Papaya originated in Central America, but is now grown worldwide in tropical regions. It is a major crop in some areas, even Florida has a small commercial industry. However, the backyard papaya is a worthy and obtainable goal. You can start papaya from seed, or simply buy a named started plant. Plants from seeds will end up either female, male or bisexual. This must be taken into consideration when starting papayas from seed as sufficient plants will be needed until you are sure of the plant type you have. Your best situation is to have a self-pollinating type (bisexual) . A female only plant will of course need a male plant nearby to allow cross-pollination to occur. If all goes well, a one-foot plant started from seed will develop flowers in about four months. A good papaya plant can produce up to eighty pounds of fruit in a year.

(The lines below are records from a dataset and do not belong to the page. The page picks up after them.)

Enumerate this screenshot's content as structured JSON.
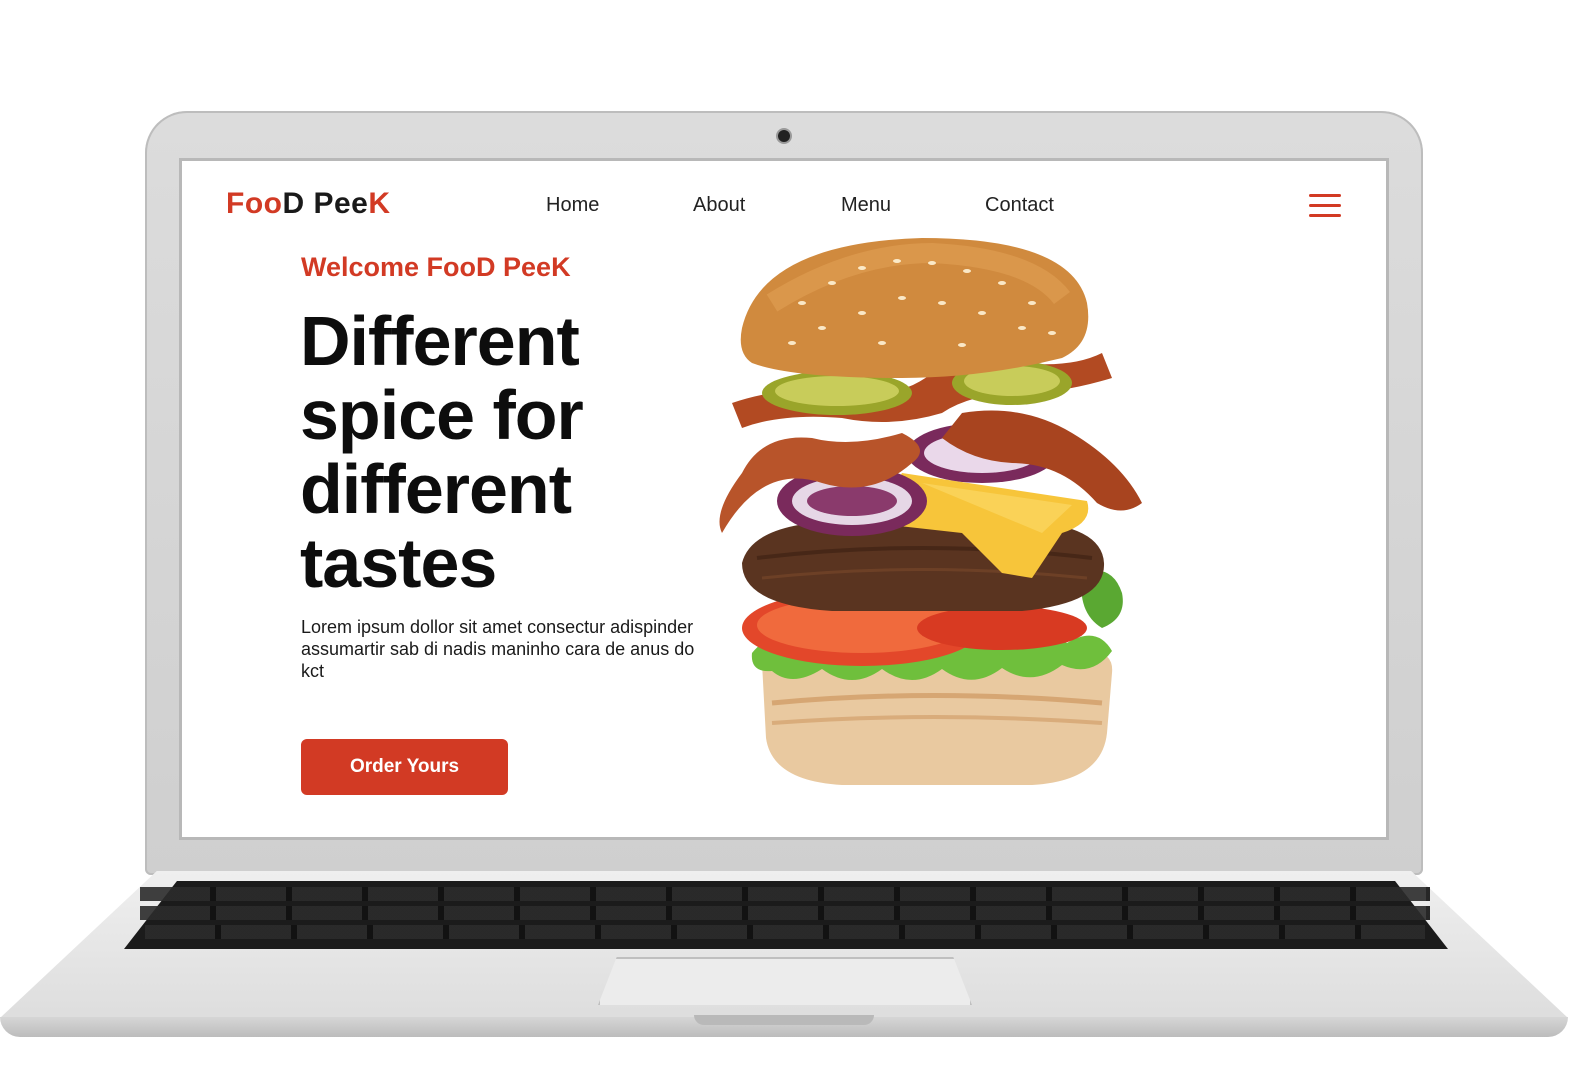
{
  "site": {
    "logo_part1": "Foo",
    "logo_part2": "D Pee",
    "logo_part3": "K"
  },
  "nav": {
    "items": [
      "Home",
      "About",
      "Menu",
      "Contact"
    ]
  },
  "hero": {
    "welcome": "Welcome FooD PeeK",
    "headline": "Different spice for different tastes",
    "description": "Lorem ipsum dollor sit amet consectur adispinder assumartir sab di nadis maninho cara de anus do kct",
    "cta_label": "Order Yours"
  },
  "colors": {
    "accent": "#d23a24",
    "text": "#0d0d0d"
  },
  "icons": {
    "menu": "hamburger-menu-icon",
    "hero_image": "burger-image"
  }
}
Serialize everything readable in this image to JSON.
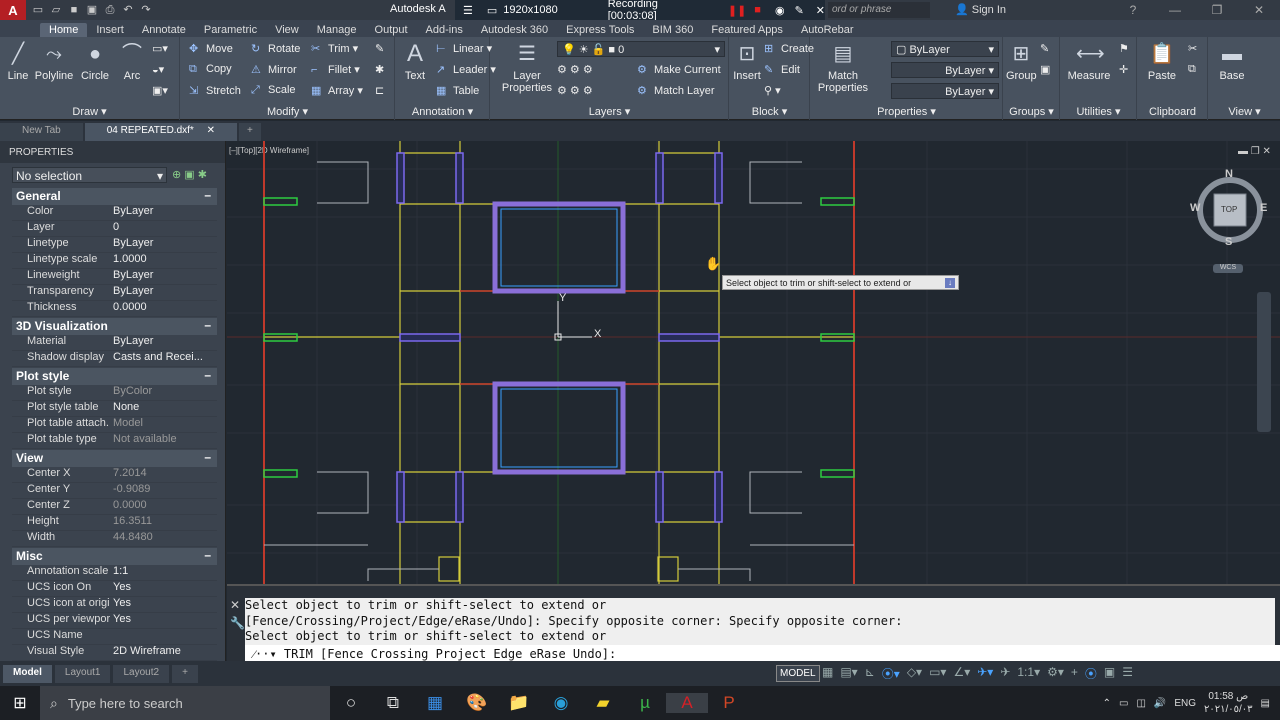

Papayas need full sun sites in well-drained soil for best results. They cannot tolerate flooding , so make sure that the planting site is high and dry. Proper fertilization with regular small amounts of nutrients will ensure that the plant grows steadily. Use any of the granular fertilizers suitable for tropical fruit and apply as per label instructions. Young plants should be fed every two weeks with no more than a quarter of a pound of fertilizer – increase this slightly as the plant grows, and as per label directions. Once the papaya is about seven months old, fertilizing once a month is sufficient. While papaya do not like standing water, they will need to be irrigated regularly to support good growth. Mulch will help retain moisture and suppress weeds. Apply mulch so that it is about twelve inches away from the trunk.
Perhaps one of the most easily prevented insect pests is the papaya fruit fly. This fly lays eggs in the fruit which grow into maggots ruining the fruit – yuck! A paper bag placed over the newly developed fruit will serve as a mechanical barrier to keep female fruit flies from inserting eggs. Paint strainer cloth can also be used as a barrier.

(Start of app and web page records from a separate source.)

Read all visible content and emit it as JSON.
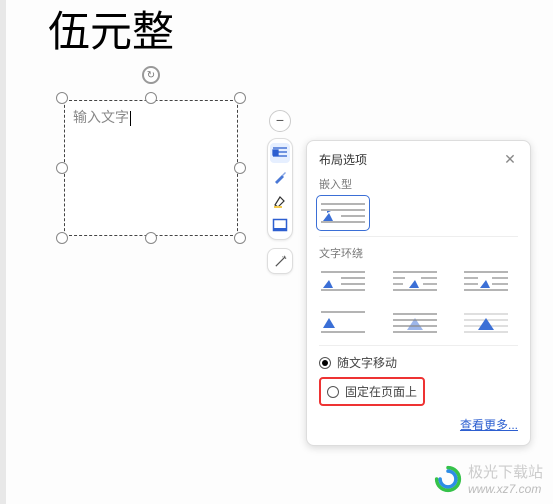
{
  "document": {
    "title_text": "伍元整",
    "textbox": {
      "placeholder": "输入文字"
    }
  },
  "vtoolbar": {
    "collapse_label": "−",
    "items": [
      {
        "name": "layout-options-icon",
        "active": true
      },
      {
        "name": "brush-icon",
        "active": false
      },
      {
        "name": "highlight-icon",
        "active": false
      },
      {
        "name": "frame-icon",
        "active": false
      }
    ],
    "magic_name": "magic-icon"
  },
  "panel": {
    "title": "布局选项",
    "close_label": "✕",
    "section_inline": "嵌入型",
    "section_wrap": "文字环绕",
    "inline_option": {
      "name": "inline-text",
      "selected": true
    },
    "wrap_options": [
      {
        "name": "square-wrap"
      },
      {
        "name": "tight-wrap"
      },
      {
        "name": "through-wrap"
      },
      {
        "name": "top-bottom-wrap"
      },
      {
        "name": "behind-text-wrap"
      },
      {
        "name": "in-front-wrap"
      }
    ],
    "radio_move": {
      "label": "随文字移动",
      "checked": true
    },
    "radio_fixed": {
      "label": "固定在页面上",
      "checked": false
    },
    "see_more": "查看更多..."
  },
  "watermark": {
    "cn": "极光下载站",
    "url": "www.xz7.com"
  }
}
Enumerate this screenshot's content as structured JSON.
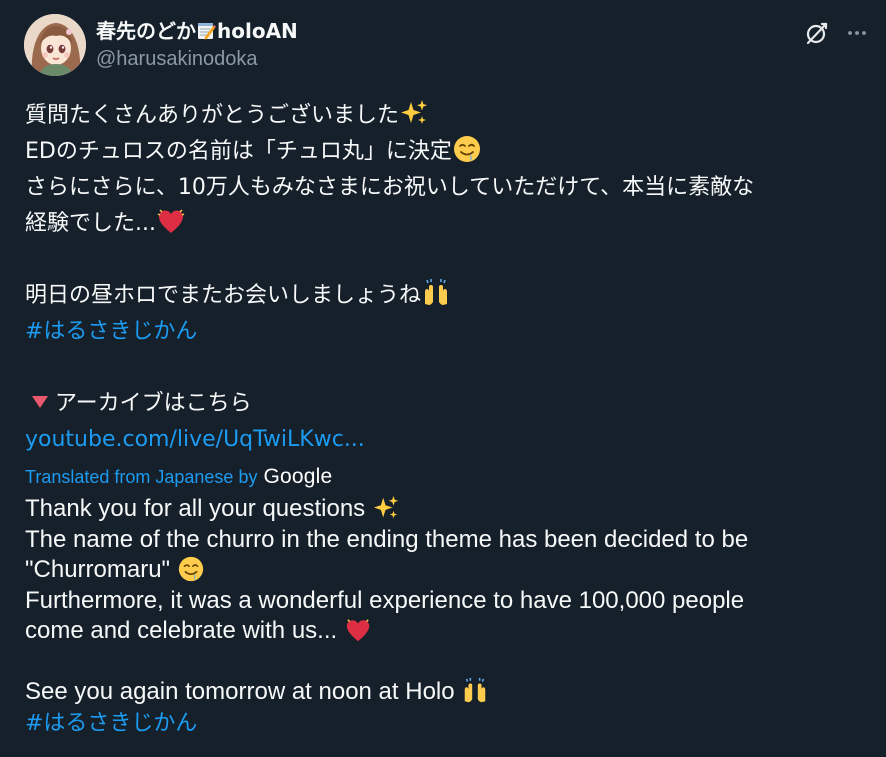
{
  "author": {
    "display_name": "春先のどか",
    "display_name_suffix": "holoAN",
    "display_name_emoji": "memo-icon",
    "handle": "@harusakinodoka"
  },
  "header_actions": {
    "grok_icon": "grok-icon",
    "more_icon": "more-icon"
  },
  "tweet": {
    "l1": "質問たくさんありがとうございました",
    "l2": "EDのチュロスの名前は「チュロ丸」に決定",
    "l3": "さらにさらに、10万人もみなさまにお祝いしていただけて、本当に素敵な",
    "l4": "経験でした...",
    "l5": "明日の昼ホロでまたお会いしましょうね",
    "hashtag": "#はるさきじかん",
    "l7": "アーカイブはこちら",
    "link": "youtube.com/live/UqTwiLKwc..."
  },
  "translation": {
    "label": "Translated from Japanese by",
    "provider": "Google",
    "t1": "Thank you for all your questions",
    "t2": "The name of the churro in the ending theme has been decided to be",
    "t3": "\"Churromaru\"",
    "t4": "Furthermore, it was a wonderful experience to have 100,000 people",
    "t5": "come and celebrate with us...",
    "t6": "See you again tomorrow at noon at Holo",
    "hashtag": "#はるさきじかん"
  },
  "colors": {
    "background": "#15202b",
    "text": "#f7f9f9",
    "secondary": "#8b98a5",
    "link": "#1d9bf0"
  }
}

Other than papaya fruit flies, my worst problems have been the occasional freeze and high winds. Unless your papaya is in a microclimate or an otherwise warm protected area, temperatures down to thirty-one degrees F can cause damage. Papayas will often recover from a light frost in time, but a hard freeze can take a plant out of commission. High winds are no friend of papayas either. I had both of my papayas blow over in the hurricane last year. When papayas are heavily laden with fruit, they can easily topple over in high winds. One of my papayas was so heavy, I was not able to set it back up. I was able to get one back upright which allowed most of its surviving fruit to ripen.
Of all the varieties I have tried, ‘Red Lady’ has given me the most success. It is self-pollinating and is commonly available at nurseries. Papaya fruit is ready to harvest when between one-tenth and one-third of the peel color has

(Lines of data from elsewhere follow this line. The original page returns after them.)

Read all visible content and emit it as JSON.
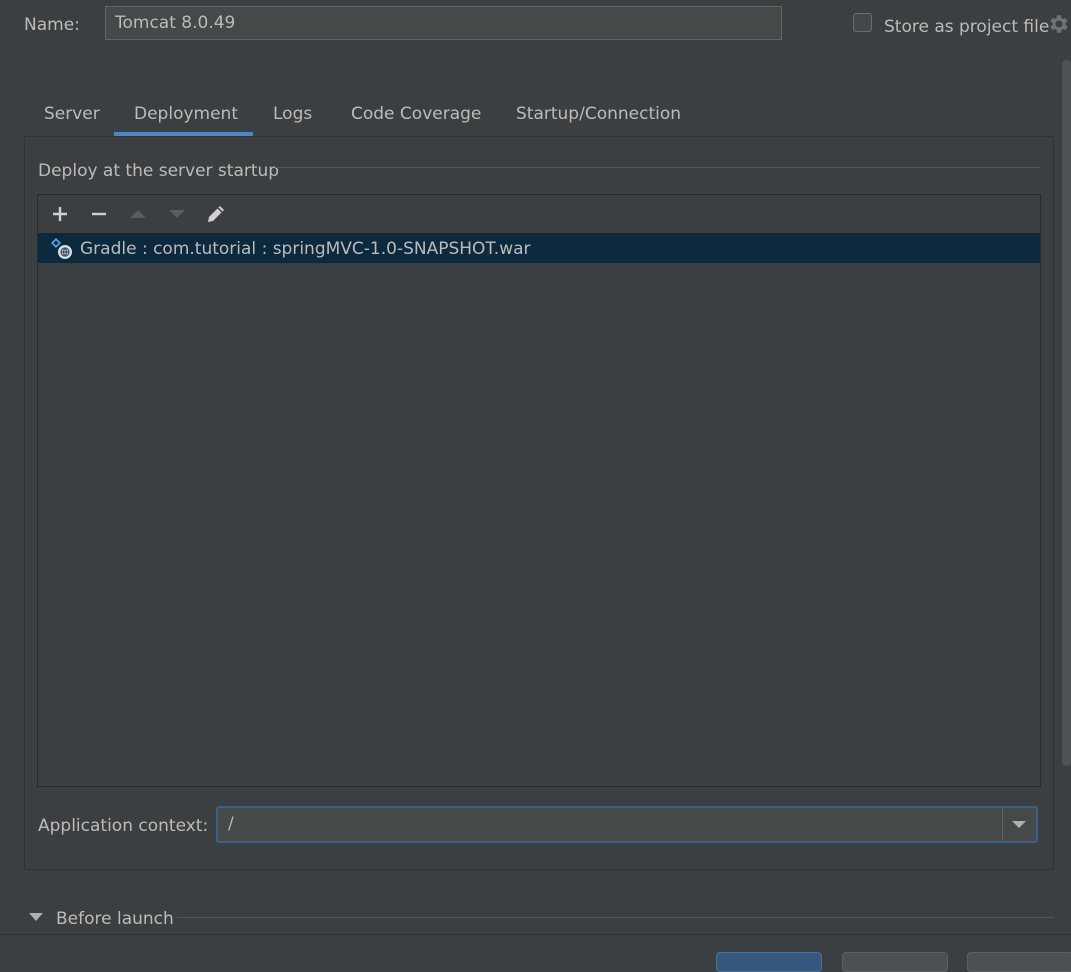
{
  "name_field": {
    "label": "Name:",
    "value": "Tomcat 8.0.49"
  },
  "store_option": {
    "label": "Store as project file",
    "checked": false,
    "gear_icon": "gear-icon"
  },
  "tabs": [
    {
      "label": "Server",
      "selected": false
    },
    {
      "label": "Deployment",
      "selected": true
    },
    {
      "label": "Logs",
      "selected": false
    },
    {
      "label": "Code Coverage",
      "selected": false
    },
    {
      "label": "Startup/Connection",
      "selected": false
    }
  ],
  "deploy": {
    "title": "Deploy at the server startup",
    "toolbar": {
      "icons": [
        "plus-icon",
        "minus-icon",
        "arrow-up-icon",
        "arrow-down-icon",
        "pencil-icon"
      ]
    },
    "items": [
      {
        "icon": "gradle-artifact-icon",
        "label": "Gradle : com.tutorial : springMVC-1.0-SNAPSHOT.war",
        "selected": true
      }
    ]
  },
  "app_context": {
    "label": "Application context:",
    "value": "/"
  },
  "before_launch": {
    "label": "Before launch",
    "collapsed": false
  },
  "colors": {
    "background": "#3c3f41",
    "accent": "#4a88c7",
    "selection": "#0d293e",
    "text": "#bbbbbb"
  }
}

changed to yellow. However, for the best flavor, leave the fruit on as long as possible. Store at room temperature until fully ripe. The ripe fruit will be in good condition for about seven days. If you have fallen green fruit or need to rescue some before a freeze, it can be used like a vegetable. I have had it before and it reminds me of squash which takes on the flavor of whatever it is cooked with.
To add a multimedia experience to this article, please see this link to a video series by Dr. Jonathan Crane, Tropical Fruit Crop Specialist – http://trec.ifas.ufl.edu/fruitscapes/Fruitscapes-videos/papaya/playlist1/overview.shtml – Papaya Overview. Dr. Crane will bring you through papaya selection, propagation, and general cultural suggestions.
With some planning and upkeep, you can grow your own papaya and maybe even share one with a neighbor. A plant-ripened papaya from your own backyard is a delicious treat unlike anything else! For more information on all types of tropical and sub-tropical fruit to grow in our area, please call our Master Gardener volunteers on the Plant Lifeline on Mondays, Wednesdays and Fridays from 1 to 4 pm at 764-4340 for gardening help and insight into their role as an Extension volunteer. Don’t forget to visit our other County Plant Clinics in the area. Please check this link for a complete list of site locations, dates and times – http://blogs.ifas.ufl.edu/charlotteco/files/2018/01/Plant-Clinics-Schedule.pdf .
Crane, J. H. (2016) Papaya Growing in the Florida Home Landscape. The University of Florida Extension Service, IFAS.
Morton, J. 1987. Papaya. p. 336–346. In: Fruits of warm climates. Julia F. Morton, Miami, FL. https://www.hort.purdue.edu/newcrop/morton/papaya_ars.html